Cases of violence and other abuses against domestic workers reported to the police rarely make it to court. Most are instead settled through "mediation" outside the scope of the legal system. Domestic workers and employers come to an agreement, usually financial, to resolve the matter in private and any criminal charges pending against the perpetrator are dropped. Amnesty International was told that these practices are facilitated to some degree by the higher status and financial weight of employers compared to those of domestic workers. While employers are often in a strong position to bargain on a financial amount to settle the case and thereby avoid criminal punishment, domestic workers have little option but to accept what their employer offers. With corruption rife across the judiciary and police system, these practices mean impunity for perpetrators and lack of access to justice for victims, potentially fuelling a cycle of abuse whereby perpetrators go free and commit abuses over again.

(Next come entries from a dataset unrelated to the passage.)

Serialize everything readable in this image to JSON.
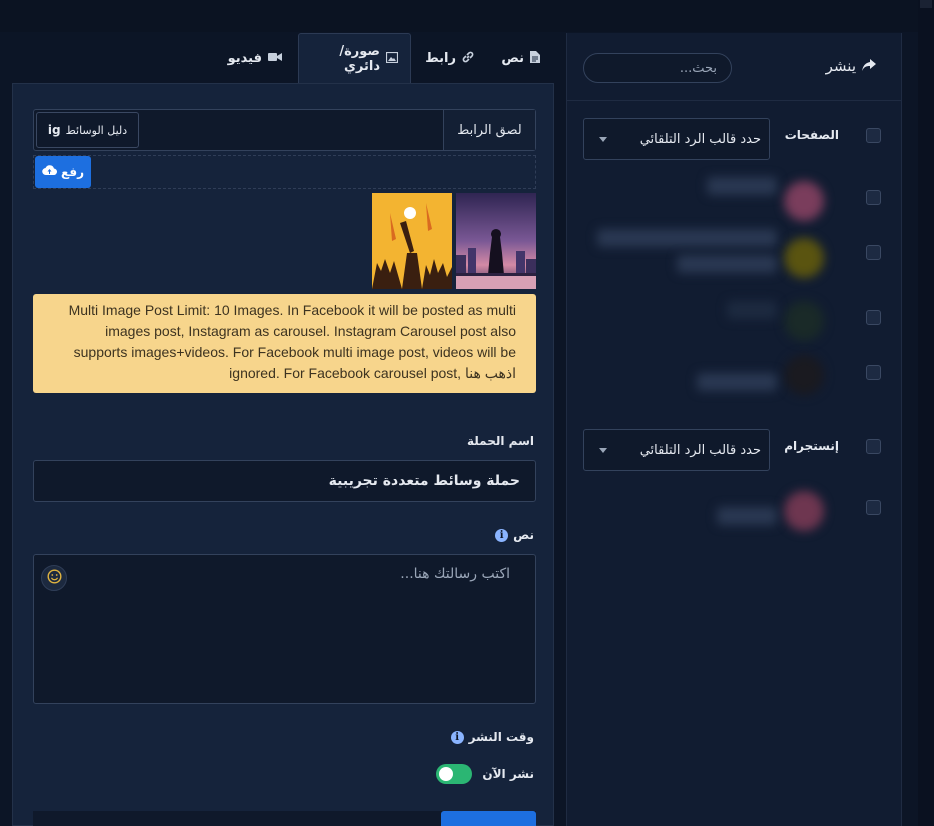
{
  "publish_panel": {
    "title": "ينشر",
    "search_placeholder": "بحث...",
    "groups": [
      {
        "label": "الصفحات",
        "select_value": "حدد قالب الرد التلقائي"
      },
      {
        "label": "إنستجرام",
        "select_value": "حدد قالب الرد التلقائي"
      }
    ]
  },
  "tabs": [
    {
      "label": "نص",
      "icon": "file-icon"
    },
    {
      "label": "رابط",
      "icon": "link-icon"
    },
    {
      "label": "صورة/دائري",
      "icon": "image-icon",
      "active": true
    },
    {
      "label": "فيديو",
      "icon": "video-icon"
    }
  ],
  "media": {
    "url_addon": "لصق الرابط",
    "media_guide_label": "دليل الوسائط",
    "media_guide_badge": "ig",
    "upload_label": "رفع"
  },
  "alert_text": "Multi Image Post Limit: 10 Images. In Facebook it will be posted as multi images post, Instagram as carousel. Instagram Carousel post also supports images+videos. For Facebook multi image post, videos will be ignored. For Facebook carousel post, اذهب هنا",
  "campaign": {
    "label": "اسم الحملة",
    "value": "حملة وسائط متعددة تجريبية"
  },
  "message": {
    "label": "نص",
    "placeholder": "اكتب رسالتك هنا..."
  },
  "schedule": {
    "label": "وقت النشر",
    "toggle_label": "نشر الآن",
    "toggle_on": true
  },
  "colors": {
    "accent": "#1d6fe0",
    "alert_bg": "#f7d58c",
    "toggle_on": "#2bb673"
  }
}
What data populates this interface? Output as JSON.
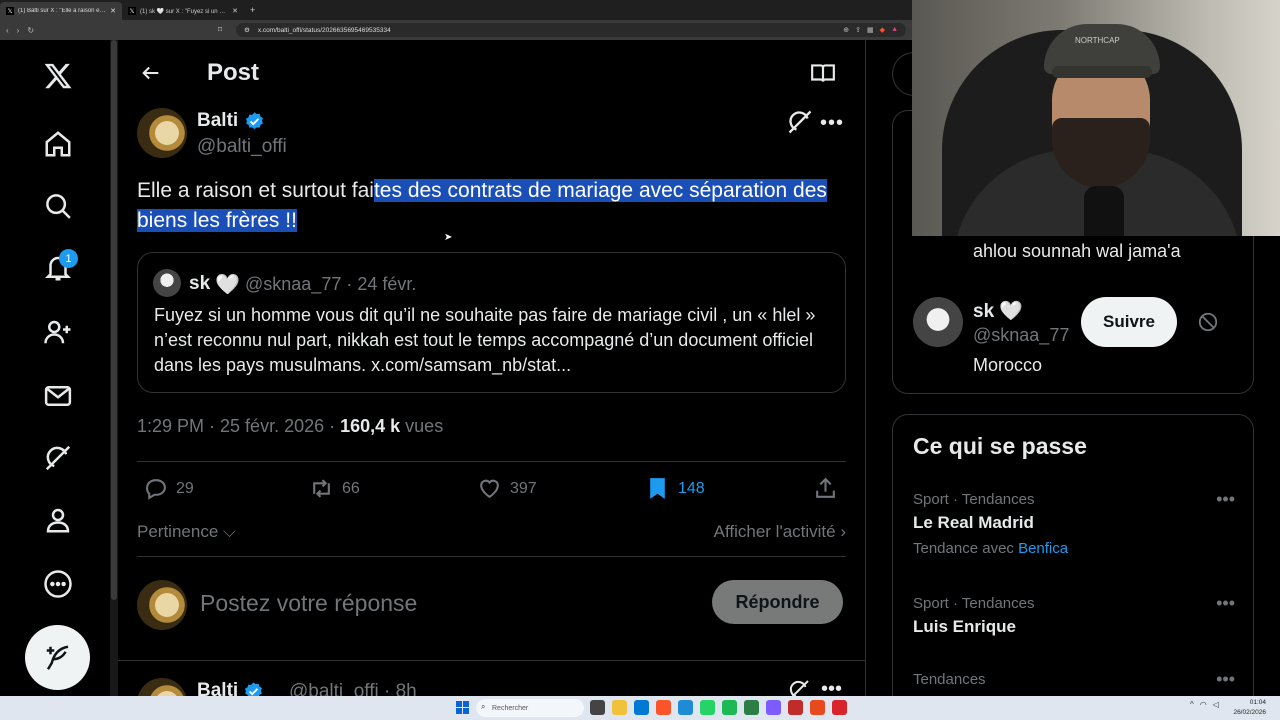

If a case goes to court, domestic workers may still face obstacles. There may be some reluctance among police, prosecutor’s offices, judges and lawyers to tackle the case due to a persistent belief that domestic violence remains a private issue which does not require state intervention. Many believe that the victim herself, rather than the perpetrator, is responsible for the violence she endured, having provoked such violence by not carrying out her work properly.(19) According to local NGOs these obstacles to victims’ access to justice are further exacerbated by a lack of respect for domestic workers within the judiciary itself. Domestic workers are victims of their low status within Indonesian society. Poorly educated, unskilled, from poor backgrounds, conducting menial tasks and without career prospects, they are often considered and treated as second-class citizens. Their lower status in Indonesian society is also explained by gender prejudices and stereotypes which exist in relation to their work. Domestic work is seen as less important than other types of work as women have been doing it without formal payment for centuries.(20)
In its concluding observations to the consideration of Indonesia’s second and third periodic report at its 18th session in February 1998, the Committee on the Elimination of Discrimination against Women emphasised "the need for the gender sensitization of authorities, including the judiciary, law enforcement officers, lawyers, social workers, health professionals and other who are directly involved in combating violence against women".(21)
Amnesty International recommends the following to the Indonesian authorities:
· Publicize the Domestic Violence Law and relevant services, such as the recently established gender desks in police stations, to domestic workers, their employers and recruitment agents, including through the media;
· Conduct training to ensure that legal practitioners, including judges and prosecutors, and police are fully briefed about the content and applicability of the Domestic Violence Law;
· Make police aware that their decisions to pursue an investigation should not be affected by whether or not compensation has been offered or accepted.
2.2 Limited victim protection mechanisms under criminal law